“We should use all our national and local capacity to upgrade technology in the oil industry upstream sector; this should be done in our universities; this has been done now and our universities have entered the work.”
According to the minister, each of the universities has been entrusted with the task to consider the project for enhancing the coefficient recovery of several oil fields and the responsibility to enhance the recovery coefficient rests with them.
The universities have been told to recruit the best foreign companies to achieve the goal but the best foreign companies and technology owners should be invited as the project proceeds, said the minister, adding that this is not just because of their capital, though it is also important, rather more important is management and technology.
Elsewhere in his remarks, the minister said, “Our petrochemical industry is not in a bad condition; the value of our petrochemical products was one billion dollars in 1997 but our capacity has reached more than 20 billion dollars and is growing more speedily.”
He specified that more efforts need to be employed for management, better exploitation and better productivity of the invested capacities. “Absolutely, they should be considered and we should not consider ourselves needless of cooperation with foreign companies; today’s world, is the world of engagement, give and take and competition; and we can grow in such an atmosphere.”
Again referring to the historical OPEC accord, Zangeneh said success in OPEC is the matter of engagement alongside competition. “We were at political odds with certain countries as they are still in effect; we do compete with all the members; the OPEC members are all rivals to each other; right, they have put together for a big cause; but what’s of importance is rationality: While competing, we do have engagement. We do notice that through engagement and commonalities, we can reach successful results in many occasions.”

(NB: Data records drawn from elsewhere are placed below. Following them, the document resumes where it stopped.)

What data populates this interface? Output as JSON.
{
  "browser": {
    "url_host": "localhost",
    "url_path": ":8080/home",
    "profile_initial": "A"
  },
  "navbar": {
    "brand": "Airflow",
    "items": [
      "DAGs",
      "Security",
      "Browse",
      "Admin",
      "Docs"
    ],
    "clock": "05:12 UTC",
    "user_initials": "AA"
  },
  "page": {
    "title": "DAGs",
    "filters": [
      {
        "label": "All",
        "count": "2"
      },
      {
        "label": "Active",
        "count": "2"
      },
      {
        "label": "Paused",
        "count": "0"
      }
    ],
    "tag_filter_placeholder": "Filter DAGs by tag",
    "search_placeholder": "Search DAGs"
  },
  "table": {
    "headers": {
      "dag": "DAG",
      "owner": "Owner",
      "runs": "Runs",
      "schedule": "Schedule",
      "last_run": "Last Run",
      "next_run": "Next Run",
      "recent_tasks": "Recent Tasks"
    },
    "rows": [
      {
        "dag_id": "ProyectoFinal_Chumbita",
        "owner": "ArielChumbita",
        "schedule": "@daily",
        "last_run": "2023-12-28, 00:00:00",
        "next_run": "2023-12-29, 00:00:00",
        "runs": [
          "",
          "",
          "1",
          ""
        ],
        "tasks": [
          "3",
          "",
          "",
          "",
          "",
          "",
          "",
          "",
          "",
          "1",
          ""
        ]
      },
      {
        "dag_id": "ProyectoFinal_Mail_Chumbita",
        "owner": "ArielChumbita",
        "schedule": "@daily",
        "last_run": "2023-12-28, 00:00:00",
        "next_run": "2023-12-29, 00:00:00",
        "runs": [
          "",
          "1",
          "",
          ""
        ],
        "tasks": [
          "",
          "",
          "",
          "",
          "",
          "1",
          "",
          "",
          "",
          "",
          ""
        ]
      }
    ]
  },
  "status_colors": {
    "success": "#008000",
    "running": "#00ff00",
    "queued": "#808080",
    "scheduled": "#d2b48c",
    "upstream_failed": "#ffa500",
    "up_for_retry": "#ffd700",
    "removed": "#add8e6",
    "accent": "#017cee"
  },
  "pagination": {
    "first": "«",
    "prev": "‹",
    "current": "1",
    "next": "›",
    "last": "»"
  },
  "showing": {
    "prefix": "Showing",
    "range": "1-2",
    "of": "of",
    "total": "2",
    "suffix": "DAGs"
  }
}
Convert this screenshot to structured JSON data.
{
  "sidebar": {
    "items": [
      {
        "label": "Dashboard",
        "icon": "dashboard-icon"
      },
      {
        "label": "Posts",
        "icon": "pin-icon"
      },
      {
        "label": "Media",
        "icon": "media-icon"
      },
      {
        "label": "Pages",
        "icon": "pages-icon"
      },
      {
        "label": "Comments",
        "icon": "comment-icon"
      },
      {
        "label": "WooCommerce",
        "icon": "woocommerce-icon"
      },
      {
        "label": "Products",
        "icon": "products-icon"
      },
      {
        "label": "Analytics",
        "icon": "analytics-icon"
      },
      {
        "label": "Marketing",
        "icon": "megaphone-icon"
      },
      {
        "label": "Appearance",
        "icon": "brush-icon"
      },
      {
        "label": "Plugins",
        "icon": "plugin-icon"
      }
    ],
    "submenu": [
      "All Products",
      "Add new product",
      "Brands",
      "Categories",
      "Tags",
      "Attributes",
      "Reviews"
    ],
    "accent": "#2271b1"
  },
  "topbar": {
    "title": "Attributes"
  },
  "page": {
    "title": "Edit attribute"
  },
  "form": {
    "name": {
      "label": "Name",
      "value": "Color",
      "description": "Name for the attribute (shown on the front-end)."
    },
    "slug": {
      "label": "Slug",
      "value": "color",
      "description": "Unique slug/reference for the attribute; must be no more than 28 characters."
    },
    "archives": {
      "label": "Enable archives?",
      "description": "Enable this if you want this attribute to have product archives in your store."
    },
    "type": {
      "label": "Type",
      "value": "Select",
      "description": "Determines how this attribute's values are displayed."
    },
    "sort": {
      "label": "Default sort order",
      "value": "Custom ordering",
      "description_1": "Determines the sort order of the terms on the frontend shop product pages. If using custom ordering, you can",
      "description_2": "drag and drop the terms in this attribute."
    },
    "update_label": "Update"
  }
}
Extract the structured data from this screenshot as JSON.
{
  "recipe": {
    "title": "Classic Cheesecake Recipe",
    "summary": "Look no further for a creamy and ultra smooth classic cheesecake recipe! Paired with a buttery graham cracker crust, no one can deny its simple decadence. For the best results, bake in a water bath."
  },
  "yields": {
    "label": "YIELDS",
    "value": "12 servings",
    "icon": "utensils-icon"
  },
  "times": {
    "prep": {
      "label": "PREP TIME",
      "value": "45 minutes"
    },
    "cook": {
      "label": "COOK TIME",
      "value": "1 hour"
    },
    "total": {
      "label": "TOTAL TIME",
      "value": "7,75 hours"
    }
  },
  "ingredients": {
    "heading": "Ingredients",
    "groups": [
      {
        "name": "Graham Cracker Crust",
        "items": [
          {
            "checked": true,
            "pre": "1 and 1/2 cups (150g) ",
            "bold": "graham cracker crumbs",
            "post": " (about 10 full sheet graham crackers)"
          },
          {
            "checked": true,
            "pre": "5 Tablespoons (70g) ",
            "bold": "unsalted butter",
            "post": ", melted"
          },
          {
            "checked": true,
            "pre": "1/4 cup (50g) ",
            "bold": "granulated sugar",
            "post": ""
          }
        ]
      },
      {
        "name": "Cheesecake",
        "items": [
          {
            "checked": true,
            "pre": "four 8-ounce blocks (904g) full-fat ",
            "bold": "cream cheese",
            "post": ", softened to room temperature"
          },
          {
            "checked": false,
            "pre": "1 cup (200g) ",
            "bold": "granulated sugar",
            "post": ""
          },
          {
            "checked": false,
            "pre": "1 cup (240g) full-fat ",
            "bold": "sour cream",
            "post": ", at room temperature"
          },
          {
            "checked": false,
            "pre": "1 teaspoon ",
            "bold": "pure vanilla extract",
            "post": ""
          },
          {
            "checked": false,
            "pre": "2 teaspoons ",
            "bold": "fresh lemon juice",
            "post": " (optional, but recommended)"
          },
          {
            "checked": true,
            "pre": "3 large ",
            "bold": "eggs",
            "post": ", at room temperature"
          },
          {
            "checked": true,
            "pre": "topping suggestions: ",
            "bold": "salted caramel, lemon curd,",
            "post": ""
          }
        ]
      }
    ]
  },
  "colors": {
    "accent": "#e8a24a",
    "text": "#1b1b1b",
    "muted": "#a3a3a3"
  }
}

“Today’s world is not the world of zero and one: Many other things can be done in the meantime; we can have engagement with the world; however, we should deal cautiously and under equal and parallel conditions,” concluded Zangeneh.